EXERCISE DESCRIPTION :: If a line in the records below contains the word "search", copy it.

PROVIDED RECORDS ::
○ ○ ○ ○ ○ ○ ○

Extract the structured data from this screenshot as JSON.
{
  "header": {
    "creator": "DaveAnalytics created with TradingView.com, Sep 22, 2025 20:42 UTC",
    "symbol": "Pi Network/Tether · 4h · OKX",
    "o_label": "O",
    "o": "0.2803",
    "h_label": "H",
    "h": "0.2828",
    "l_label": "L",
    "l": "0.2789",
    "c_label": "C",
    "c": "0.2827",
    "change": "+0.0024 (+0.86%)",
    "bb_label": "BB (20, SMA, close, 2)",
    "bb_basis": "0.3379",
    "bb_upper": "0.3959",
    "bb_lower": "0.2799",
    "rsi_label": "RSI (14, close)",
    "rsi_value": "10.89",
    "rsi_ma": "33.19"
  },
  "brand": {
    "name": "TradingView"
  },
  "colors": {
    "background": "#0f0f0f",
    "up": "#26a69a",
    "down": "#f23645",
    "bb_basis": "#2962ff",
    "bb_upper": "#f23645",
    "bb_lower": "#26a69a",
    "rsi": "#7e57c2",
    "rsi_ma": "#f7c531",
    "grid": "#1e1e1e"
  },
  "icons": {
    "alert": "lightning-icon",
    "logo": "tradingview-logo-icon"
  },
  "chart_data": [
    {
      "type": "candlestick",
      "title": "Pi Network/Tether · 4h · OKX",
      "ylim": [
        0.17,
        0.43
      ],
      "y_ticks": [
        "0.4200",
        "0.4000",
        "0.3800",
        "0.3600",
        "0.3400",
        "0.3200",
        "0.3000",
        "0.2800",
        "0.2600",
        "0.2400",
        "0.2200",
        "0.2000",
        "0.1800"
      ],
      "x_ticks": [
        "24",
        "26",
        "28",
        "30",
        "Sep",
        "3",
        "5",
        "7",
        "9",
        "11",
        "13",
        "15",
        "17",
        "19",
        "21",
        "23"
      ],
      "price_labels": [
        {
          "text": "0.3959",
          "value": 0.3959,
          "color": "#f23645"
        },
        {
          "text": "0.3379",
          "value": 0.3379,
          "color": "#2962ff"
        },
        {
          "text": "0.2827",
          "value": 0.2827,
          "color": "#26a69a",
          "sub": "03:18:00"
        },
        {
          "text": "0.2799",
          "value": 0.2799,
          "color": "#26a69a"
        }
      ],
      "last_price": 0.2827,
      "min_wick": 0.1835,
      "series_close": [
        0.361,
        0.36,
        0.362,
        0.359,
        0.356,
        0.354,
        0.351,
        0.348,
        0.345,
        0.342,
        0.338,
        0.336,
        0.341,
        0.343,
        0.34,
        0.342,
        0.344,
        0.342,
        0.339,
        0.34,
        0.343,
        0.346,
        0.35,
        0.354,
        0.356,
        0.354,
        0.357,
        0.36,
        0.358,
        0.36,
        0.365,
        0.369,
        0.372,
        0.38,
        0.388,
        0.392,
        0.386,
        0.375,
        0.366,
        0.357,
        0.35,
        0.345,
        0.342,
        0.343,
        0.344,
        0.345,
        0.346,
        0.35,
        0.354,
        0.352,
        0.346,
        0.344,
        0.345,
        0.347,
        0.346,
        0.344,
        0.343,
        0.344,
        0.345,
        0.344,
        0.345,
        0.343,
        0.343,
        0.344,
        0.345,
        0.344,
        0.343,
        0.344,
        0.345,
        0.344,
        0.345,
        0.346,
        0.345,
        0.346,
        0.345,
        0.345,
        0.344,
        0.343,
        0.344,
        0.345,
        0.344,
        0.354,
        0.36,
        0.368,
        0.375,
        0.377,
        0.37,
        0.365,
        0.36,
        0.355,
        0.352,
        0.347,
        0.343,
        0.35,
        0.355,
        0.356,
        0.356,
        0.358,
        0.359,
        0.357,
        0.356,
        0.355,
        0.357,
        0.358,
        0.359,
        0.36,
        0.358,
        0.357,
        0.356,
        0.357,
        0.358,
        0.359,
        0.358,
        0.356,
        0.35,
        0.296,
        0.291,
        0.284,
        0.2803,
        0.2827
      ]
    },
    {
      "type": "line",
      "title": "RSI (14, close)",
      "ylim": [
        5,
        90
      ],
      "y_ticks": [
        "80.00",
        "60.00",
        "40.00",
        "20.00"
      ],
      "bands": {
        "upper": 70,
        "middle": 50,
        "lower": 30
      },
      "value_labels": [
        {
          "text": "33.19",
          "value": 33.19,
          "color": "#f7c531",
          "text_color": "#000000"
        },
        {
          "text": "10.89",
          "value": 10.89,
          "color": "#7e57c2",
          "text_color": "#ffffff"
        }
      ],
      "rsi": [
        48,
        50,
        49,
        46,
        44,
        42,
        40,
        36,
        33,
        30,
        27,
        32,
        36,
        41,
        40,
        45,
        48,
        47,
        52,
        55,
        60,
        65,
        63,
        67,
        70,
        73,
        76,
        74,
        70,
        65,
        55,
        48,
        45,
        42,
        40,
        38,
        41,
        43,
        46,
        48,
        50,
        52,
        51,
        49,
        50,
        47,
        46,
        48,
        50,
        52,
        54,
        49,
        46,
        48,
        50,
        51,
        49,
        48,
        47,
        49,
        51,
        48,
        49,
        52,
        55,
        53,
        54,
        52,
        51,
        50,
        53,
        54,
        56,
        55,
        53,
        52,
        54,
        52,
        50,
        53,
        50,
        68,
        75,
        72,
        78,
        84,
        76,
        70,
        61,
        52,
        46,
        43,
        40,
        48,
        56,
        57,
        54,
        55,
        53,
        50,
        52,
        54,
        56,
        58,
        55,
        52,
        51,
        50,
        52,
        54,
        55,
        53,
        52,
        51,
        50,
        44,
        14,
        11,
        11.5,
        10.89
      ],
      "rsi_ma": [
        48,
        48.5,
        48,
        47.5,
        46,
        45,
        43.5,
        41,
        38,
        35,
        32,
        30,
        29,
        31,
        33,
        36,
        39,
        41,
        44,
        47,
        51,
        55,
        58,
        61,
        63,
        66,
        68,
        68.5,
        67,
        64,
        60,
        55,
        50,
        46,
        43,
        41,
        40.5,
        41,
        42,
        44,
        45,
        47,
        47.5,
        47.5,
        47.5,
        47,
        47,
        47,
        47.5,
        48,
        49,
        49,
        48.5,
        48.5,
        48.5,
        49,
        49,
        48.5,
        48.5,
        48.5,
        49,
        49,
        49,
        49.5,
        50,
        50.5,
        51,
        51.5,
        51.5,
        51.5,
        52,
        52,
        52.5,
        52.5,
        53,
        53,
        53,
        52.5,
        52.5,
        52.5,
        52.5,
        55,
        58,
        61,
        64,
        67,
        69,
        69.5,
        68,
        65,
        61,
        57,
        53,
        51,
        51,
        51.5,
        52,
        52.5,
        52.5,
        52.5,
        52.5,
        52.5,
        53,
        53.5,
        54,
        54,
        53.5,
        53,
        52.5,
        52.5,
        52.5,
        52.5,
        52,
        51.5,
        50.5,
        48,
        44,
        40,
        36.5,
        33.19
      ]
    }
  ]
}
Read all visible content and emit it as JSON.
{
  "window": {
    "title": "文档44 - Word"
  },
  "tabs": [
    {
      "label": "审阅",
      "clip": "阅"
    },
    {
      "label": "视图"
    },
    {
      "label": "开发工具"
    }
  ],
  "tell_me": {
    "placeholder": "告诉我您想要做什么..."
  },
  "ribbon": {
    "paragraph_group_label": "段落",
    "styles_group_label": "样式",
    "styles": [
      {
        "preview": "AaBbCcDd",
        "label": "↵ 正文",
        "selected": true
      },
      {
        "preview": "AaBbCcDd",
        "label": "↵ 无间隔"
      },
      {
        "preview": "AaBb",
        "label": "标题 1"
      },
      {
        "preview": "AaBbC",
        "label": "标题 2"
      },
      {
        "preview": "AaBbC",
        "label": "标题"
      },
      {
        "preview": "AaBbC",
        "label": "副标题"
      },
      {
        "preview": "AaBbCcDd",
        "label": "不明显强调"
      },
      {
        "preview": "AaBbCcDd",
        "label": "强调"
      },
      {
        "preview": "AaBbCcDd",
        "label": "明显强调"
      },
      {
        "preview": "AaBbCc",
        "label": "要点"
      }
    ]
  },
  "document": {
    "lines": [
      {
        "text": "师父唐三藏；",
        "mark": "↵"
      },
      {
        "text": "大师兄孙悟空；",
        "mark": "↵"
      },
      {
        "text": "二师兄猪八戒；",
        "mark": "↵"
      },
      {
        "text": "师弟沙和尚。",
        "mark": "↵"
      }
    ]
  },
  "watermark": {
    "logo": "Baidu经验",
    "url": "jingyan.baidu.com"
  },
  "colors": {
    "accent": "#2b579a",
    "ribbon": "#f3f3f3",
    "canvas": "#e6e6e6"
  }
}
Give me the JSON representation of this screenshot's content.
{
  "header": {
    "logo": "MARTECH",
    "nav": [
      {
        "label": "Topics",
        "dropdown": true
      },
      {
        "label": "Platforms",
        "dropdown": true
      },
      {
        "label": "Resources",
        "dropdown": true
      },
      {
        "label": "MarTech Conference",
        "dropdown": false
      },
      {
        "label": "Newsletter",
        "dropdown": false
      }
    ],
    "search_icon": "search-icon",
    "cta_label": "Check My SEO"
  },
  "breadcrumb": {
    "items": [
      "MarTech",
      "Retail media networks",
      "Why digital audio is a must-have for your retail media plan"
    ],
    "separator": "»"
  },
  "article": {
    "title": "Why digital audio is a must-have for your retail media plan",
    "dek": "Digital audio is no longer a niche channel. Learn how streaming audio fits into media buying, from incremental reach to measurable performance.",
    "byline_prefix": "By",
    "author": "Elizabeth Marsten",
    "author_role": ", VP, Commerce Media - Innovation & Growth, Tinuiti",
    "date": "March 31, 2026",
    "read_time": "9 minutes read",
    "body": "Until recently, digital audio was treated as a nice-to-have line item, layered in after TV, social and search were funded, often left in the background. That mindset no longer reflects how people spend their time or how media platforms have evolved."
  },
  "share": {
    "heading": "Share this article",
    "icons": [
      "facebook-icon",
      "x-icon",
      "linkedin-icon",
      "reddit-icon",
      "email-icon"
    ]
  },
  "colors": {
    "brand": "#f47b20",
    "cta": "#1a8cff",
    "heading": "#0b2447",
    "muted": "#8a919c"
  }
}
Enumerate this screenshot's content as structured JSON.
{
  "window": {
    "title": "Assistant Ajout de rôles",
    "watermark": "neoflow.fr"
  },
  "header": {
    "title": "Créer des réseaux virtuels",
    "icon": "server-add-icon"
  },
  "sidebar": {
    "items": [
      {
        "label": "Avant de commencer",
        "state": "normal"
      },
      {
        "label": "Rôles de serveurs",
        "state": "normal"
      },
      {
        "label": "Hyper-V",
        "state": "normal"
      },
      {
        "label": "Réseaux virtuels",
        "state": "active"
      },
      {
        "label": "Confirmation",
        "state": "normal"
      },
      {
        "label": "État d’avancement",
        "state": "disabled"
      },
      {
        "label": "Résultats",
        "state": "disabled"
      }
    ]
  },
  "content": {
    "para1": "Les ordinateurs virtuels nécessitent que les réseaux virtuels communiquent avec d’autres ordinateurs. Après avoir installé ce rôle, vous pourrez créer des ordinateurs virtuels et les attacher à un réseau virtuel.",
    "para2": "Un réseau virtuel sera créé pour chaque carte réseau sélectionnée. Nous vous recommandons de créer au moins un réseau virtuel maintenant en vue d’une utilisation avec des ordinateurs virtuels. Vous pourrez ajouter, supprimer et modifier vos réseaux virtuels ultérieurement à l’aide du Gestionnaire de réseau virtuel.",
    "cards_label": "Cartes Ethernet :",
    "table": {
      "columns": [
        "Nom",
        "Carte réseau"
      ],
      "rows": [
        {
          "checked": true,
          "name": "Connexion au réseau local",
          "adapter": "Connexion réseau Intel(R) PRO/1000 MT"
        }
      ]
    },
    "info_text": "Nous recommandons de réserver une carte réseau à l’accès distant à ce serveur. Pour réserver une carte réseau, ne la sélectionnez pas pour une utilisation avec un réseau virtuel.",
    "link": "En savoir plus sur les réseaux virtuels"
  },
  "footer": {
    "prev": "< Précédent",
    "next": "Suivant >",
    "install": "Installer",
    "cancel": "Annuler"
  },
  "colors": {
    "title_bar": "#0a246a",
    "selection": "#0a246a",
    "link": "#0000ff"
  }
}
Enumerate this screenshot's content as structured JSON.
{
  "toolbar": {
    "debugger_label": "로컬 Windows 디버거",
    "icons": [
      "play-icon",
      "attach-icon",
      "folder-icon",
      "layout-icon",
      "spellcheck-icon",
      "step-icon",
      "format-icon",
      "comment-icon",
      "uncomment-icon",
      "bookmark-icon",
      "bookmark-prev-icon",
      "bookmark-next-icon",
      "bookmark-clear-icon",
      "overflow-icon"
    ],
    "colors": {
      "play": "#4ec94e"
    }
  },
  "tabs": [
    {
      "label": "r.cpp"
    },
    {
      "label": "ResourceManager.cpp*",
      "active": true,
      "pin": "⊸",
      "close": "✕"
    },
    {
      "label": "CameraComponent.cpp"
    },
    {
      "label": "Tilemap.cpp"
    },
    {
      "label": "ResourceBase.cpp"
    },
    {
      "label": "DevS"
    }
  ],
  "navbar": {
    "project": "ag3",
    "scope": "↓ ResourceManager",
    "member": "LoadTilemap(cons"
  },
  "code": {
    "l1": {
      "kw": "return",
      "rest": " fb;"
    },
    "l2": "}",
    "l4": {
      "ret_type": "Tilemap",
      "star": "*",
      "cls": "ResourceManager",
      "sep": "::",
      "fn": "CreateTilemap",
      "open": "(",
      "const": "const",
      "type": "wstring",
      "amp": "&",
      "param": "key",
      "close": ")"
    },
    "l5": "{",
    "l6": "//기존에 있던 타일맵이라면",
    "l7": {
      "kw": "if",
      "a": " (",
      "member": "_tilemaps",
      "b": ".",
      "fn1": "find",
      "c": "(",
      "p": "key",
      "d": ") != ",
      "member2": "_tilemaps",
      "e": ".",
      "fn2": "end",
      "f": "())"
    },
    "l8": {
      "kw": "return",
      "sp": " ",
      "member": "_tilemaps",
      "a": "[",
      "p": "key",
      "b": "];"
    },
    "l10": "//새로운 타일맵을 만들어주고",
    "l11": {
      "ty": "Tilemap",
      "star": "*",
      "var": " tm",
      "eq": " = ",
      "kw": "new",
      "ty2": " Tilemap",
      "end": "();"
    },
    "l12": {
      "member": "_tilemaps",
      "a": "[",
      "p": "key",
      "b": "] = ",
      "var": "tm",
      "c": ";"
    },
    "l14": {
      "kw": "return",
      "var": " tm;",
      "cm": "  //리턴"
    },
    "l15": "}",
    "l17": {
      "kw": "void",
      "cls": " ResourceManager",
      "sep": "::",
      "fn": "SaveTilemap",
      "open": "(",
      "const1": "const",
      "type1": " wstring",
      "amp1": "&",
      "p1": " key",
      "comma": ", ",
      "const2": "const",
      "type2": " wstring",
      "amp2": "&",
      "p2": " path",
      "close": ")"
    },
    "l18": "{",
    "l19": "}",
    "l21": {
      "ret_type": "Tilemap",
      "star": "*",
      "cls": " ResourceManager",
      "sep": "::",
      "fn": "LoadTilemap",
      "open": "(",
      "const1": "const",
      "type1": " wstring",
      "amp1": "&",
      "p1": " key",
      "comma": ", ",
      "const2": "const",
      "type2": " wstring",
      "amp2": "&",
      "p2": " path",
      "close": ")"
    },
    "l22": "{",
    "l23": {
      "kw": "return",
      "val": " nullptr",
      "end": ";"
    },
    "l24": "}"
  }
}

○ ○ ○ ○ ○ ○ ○

OUTPUT OF THE TASK ::
    "search_icon": "search-icon",
    "body": "Until recently, digital audio was treated as a nice-to-have line item, layered in after TV, social and search were funded, often left in the background. That mindset no longer reflects how people spend their time or how media platforms have evolved."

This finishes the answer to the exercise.